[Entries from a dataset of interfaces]
------------------------------------------------------------------------

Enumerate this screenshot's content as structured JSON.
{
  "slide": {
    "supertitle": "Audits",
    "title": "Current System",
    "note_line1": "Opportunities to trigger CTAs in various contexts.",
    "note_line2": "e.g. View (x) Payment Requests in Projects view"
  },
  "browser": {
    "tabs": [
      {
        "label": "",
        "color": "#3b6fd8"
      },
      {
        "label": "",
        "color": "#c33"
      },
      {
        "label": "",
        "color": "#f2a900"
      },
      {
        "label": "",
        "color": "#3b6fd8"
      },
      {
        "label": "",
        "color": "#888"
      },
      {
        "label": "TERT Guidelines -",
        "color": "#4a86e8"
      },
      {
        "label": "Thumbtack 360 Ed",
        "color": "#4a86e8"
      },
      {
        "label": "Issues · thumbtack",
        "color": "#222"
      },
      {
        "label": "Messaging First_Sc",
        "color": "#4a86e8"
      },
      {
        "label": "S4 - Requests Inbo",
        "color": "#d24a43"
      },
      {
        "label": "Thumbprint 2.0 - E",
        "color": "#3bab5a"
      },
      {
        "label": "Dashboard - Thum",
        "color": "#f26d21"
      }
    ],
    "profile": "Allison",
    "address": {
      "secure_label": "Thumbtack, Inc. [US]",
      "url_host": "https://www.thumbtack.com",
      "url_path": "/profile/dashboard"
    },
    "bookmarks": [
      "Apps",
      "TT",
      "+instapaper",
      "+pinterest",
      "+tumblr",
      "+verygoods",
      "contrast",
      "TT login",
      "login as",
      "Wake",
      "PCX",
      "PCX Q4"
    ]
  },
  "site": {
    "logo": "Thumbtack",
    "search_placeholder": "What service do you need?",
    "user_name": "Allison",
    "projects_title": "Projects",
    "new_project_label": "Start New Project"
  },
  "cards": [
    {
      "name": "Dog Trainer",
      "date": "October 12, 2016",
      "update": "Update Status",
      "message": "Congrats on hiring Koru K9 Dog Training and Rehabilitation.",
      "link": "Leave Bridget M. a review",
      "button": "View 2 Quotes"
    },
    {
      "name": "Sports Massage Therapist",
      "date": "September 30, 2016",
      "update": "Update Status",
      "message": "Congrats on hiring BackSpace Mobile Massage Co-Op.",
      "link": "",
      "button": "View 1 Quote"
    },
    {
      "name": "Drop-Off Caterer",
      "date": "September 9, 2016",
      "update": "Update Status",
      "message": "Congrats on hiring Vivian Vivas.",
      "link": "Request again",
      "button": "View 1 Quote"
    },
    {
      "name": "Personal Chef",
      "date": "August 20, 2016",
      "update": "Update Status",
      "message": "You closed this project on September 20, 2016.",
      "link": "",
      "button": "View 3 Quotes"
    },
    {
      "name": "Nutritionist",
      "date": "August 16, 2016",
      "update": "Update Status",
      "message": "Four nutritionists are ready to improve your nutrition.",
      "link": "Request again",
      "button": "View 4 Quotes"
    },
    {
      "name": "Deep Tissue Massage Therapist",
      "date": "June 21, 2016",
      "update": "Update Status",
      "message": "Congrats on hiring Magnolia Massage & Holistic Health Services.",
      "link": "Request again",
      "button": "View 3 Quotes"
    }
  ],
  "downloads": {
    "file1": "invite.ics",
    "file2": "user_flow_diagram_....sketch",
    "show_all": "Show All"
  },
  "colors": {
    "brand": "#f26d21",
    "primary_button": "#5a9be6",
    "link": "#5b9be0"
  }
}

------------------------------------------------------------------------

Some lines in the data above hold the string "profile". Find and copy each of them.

— Answer section —
    "profile": "Allison",
      "url_path": "/profile/dashboard"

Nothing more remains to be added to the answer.